▸ Task instructions
Each line below that holds the word "Advanced" counts once; state the total number of such lines and nothing else.

▸ Excerpts from an interface dataset
+++

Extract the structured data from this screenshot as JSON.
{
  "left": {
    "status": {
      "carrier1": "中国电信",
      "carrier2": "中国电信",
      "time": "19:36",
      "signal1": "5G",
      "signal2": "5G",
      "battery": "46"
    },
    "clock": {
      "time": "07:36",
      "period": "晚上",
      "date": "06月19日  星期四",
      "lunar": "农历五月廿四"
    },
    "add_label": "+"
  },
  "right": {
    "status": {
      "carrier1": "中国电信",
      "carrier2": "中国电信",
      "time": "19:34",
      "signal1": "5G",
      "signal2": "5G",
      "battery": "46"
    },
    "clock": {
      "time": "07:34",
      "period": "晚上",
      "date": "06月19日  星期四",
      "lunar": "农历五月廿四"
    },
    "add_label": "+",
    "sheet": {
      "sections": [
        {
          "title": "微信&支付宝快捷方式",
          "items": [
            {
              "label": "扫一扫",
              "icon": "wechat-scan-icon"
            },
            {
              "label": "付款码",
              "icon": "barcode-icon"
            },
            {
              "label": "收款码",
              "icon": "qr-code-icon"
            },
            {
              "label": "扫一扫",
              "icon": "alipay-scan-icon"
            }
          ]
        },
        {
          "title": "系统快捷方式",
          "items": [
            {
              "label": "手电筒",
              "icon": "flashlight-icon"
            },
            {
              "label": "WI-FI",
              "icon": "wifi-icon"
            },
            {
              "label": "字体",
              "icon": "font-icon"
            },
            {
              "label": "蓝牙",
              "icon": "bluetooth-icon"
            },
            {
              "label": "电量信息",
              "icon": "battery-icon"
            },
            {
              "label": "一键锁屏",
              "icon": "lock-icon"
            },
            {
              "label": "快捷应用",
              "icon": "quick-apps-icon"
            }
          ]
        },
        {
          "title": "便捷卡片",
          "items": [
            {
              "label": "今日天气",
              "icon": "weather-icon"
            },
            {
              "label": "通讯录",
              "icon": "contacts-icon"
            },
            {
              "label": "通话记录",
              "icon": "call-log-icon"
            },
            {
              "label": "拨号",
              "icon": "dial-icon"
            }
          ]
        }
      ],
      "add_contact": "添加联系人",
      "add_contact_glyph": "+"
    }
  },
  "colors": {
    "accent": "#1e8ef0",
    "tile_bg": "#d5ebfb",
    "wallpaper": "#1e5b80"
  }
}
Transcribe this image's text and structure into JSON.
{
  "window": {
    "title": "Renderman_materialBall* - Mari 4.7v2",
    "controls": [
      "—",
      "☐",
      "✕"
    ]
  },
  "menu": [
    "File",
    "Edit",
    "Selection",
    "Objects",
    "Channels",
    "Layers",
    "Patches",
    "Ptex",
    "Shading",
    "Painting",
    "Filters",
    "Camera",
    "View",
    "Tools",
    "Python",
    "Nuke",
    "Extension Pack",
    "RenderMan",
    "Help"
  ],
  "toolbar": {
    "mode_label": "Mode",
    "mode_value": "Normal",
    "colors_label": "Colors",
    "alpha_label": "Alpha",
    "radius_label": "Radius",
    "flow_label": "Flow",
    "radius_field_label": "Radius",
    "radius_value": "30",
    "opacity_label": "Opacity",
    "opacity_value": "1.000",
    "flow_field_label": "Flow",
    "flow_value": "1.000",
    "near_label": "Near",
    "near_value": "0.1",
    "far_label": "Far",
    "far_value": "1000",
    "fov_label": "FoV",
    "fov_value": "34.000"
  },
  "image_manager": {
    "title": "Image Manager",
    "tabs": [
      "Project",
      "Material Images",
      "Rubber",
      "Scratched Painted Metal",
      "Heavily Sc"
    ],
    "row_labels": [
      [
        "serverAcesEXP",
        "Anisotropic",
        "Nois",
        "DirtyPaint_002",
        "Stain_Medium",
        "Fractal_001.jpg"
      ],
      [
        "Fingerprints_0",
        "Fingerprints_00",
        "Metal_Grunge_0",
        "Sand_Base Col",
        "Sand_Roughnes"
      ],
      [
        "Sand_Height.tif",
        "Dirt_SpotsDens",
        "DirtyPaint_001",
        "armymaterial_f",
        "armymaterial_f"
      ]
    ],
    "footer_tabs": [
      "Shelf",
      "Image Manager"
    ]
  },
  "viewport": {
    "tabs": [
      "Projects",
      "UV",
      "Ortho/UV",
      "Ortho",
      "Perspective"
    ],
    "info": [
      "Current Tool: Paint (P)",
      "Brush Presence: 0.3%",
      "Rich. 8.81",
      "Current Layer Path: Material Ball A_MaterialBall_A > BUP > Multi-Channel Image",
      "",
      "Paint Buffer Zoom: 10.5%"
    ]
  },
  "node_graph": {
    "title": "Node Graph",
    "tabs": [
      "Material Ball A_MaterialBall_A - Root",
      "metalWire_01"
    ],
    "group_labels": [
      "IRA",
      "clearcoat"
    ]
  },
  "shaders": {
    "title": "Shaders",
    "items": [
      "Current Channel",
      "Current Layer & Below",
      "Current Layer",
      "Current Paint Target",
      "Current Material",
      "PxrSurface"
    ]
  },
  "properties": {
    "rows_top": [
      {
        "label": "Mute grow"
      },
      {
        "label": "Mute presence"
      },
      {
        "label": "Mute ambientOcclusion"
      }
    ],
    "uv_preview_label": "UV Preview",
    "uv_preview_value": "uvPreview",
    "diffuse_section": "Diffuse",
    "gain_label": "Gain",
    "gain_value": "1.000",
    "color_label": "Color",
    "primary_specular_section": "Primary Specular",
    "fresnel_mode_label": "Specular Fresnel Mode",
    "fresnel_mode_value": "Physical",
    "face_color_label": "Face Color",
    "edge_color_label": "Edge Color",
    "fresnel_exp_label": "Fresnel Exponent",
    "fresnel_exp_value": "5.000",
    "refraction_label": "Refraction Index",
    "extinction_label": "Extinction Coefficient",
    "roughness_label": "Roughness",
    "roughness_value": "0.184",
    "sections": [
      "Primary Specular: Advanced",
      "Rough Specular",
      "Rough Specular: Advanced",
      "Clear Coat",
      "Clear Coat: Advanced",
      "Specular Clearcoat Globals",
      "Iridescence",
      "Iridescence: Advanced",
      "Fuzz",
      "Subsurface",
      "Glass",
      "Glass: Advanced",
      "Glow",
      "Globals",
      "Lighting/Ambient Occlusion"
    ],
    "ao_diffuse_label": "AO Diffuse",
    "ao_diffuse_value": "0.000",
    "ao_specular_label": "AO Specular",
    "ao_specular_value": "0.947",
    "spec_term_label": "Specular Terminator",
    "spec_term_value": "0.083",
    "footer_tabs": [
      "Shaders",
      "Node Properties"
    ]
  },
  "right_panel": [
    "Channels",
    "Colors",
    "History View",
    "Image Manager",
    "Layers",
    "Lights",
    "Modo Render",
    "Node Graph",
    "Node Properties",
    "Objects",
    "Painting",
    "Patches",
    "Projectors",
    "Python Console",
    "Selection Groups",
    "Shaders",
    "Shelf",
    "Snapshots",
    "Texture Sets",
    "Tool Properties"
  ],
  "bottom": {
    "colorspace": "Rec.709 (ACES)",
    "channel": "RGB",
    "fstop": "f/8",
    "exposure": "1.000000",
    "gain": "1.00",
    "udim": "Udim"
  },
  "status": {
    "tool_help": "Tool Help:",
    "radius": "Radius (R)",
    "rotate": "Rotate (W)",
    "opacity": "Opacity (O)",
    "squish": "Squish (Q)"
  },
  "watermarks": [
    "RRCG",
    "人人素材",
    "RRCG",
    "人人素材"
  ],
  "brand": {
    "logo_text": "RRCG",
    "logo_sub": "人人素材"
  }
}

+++

▸ Solution below
5